THE PROBLEM.
From the first line to the last, restate the data exactly, leaving out the images.

Interface dataset entries.
Content starts
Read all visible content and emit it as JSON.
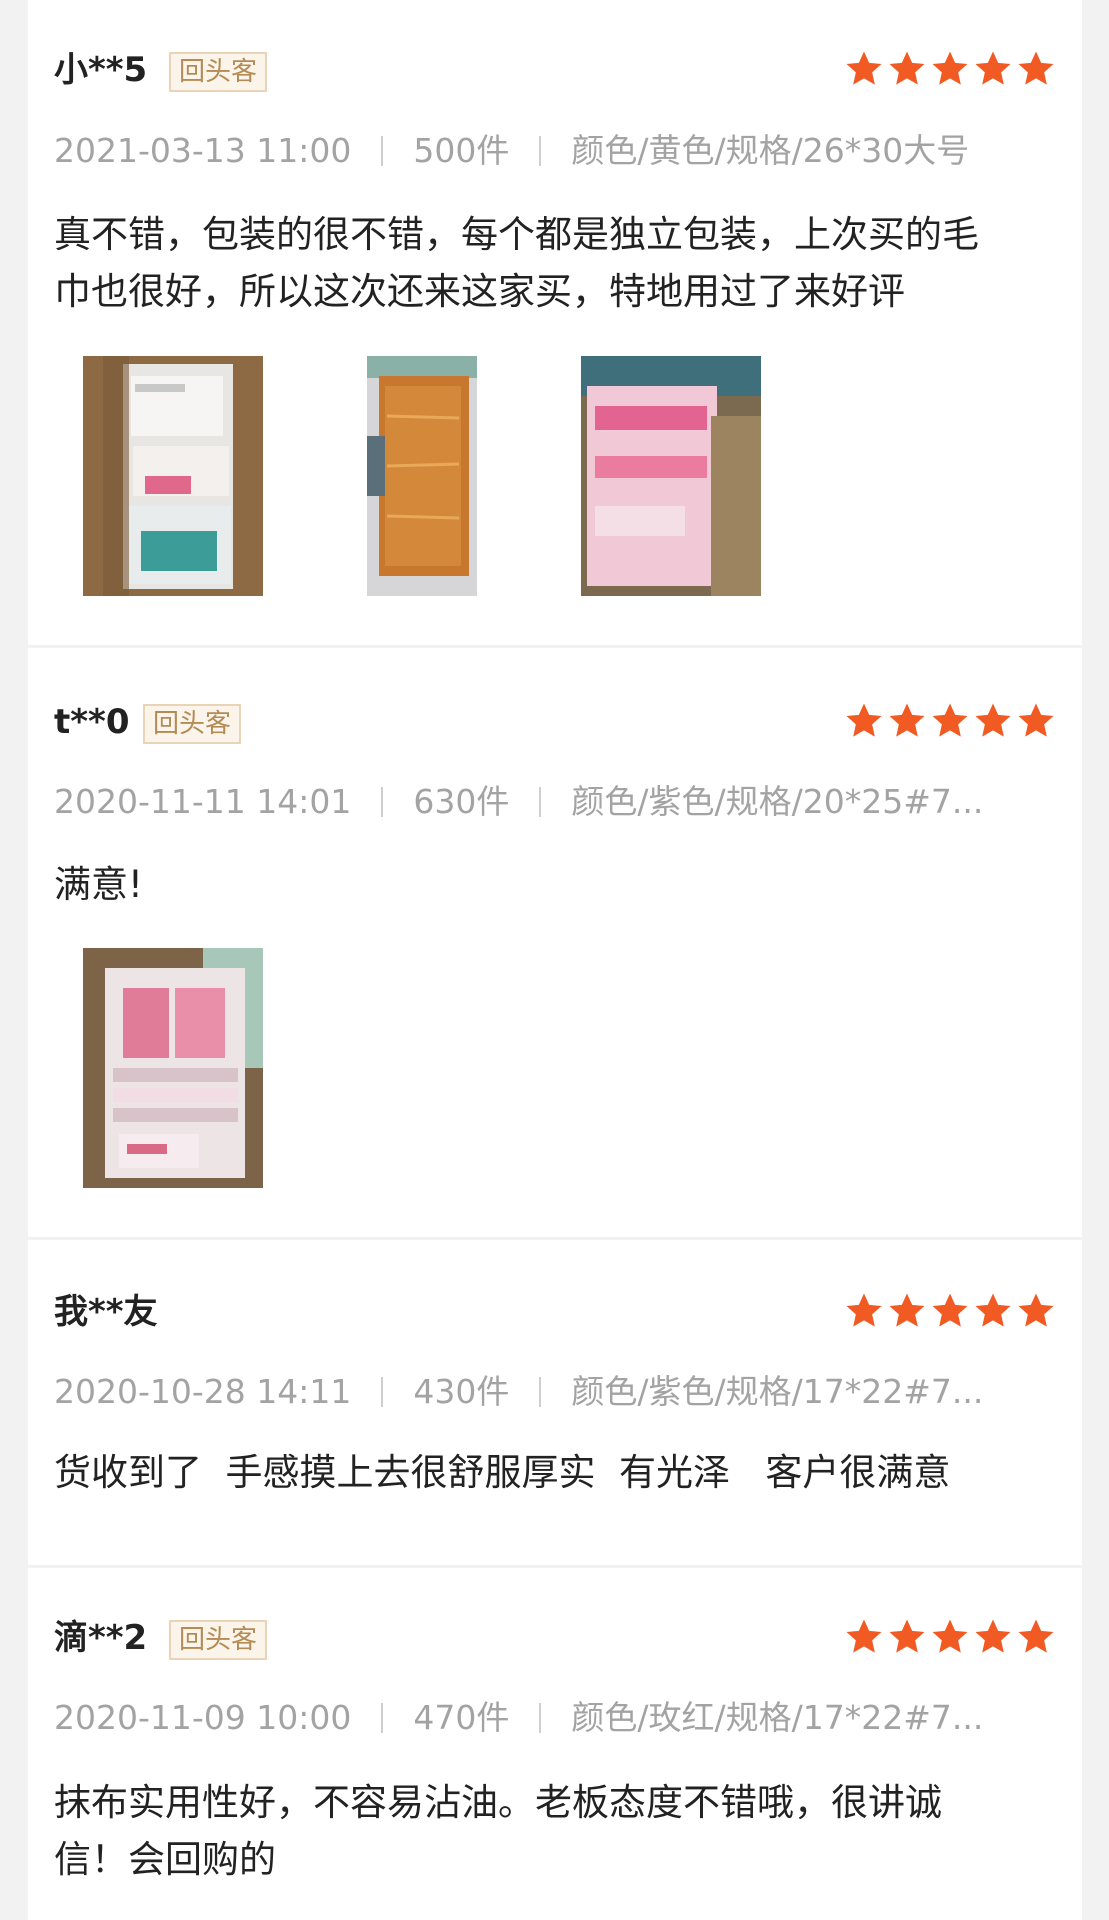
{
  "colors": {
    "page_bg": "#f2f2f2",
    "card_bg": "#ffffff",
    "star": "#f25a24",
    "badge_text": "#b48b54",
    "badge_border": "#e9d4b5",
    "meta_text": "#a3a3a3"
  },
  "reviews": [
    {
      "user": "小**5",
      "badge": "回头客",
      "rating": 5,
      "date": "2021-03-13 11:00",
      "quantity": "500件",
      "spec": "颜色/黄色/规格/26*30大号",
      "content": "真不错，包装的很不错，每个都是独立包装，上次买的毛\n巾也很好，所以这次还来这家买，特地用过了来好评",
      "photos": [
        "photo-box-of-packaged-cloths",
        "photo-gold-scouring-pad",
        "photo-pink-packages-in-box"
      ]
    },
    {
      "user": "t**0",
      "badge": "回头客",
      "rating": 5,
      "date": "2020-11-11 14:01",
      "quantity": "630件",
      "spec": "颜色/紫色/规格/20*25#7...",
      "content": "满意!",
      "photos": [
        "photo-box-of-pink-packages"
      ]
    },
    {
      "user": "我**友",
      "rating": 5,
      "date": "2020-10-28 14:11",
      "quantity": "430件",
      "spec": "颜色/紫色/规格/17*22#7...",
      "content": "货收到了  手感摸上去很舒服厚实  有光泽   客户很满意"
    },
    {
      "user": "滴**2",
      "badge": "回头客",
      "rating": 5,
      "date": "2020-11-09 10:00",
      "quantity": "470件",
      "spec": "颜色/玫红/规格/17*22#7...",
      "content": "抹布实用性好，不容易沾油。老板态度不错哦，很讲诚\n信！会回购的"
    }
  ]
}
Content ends
TASK OUTPUT.
Read all visible content and emit it as JSON.
{
  "colors": {
    "page_bg": "#f2f2f2",
    "card_bg": "#ffffff",
    "star": "#f25a24",
    "badge_text": "#b48b54",
    "badge_border": "#e9d4b5",
    "meta_text": "#a3a3a3"
  },
  "reviews": [
    {
      "user": "小**5",
      "badge": "回头客",
      "rating": 5,
      "date": "2021-03-13 11:00",
      "quantity": "500件",
      "spec": "颜色/黄色/规格/26*30大号",
      "content": "真不错，包装的很不错，每个都是独立包装，上次买的毛\n巾也很好，所以这次还来这家买，特地用过了来好评",
      "photos": [
        "photo-box-of-packaged-cloths",
        "photo-gold-scouring-pad",
        "photo-pink-packages-in-box"
      ]
    },
    {
      "user": "t**0",
      "badge": "回头客",
      "rating": 5,
      "date": "2020-11-11 14:01",
      "quantity": "630件",
      "spec": "颜色/紫色/规格/20*25#7...",
      "content": "满意!",
      "photos": [
        "photo-box-of-pink-packages"
      ]
    },
    {
      "user": "我**友",
      "rating": 5,
      "date": "2020-10-28 14:11",
      "quantity": "430件",
      "spec": "颜色/紫色/规格/17*22#7...",
      "content": "货收到了  手感摸上去很舒服厚实  有光泽   客户很满意"
    },
    {
      "user": "滴**2",
      "badge": "回头客",
      "rating": 5,
      "date": "2020-11-09 10:00",
      "quantity": "470件",
      "spec": "颜色/玫红/规格/17*22#7...",
      "content": "抹布实用性好，不容易沾油。老板态度不错哦，很讲诚\n信！会回购的"
    }
  ]
}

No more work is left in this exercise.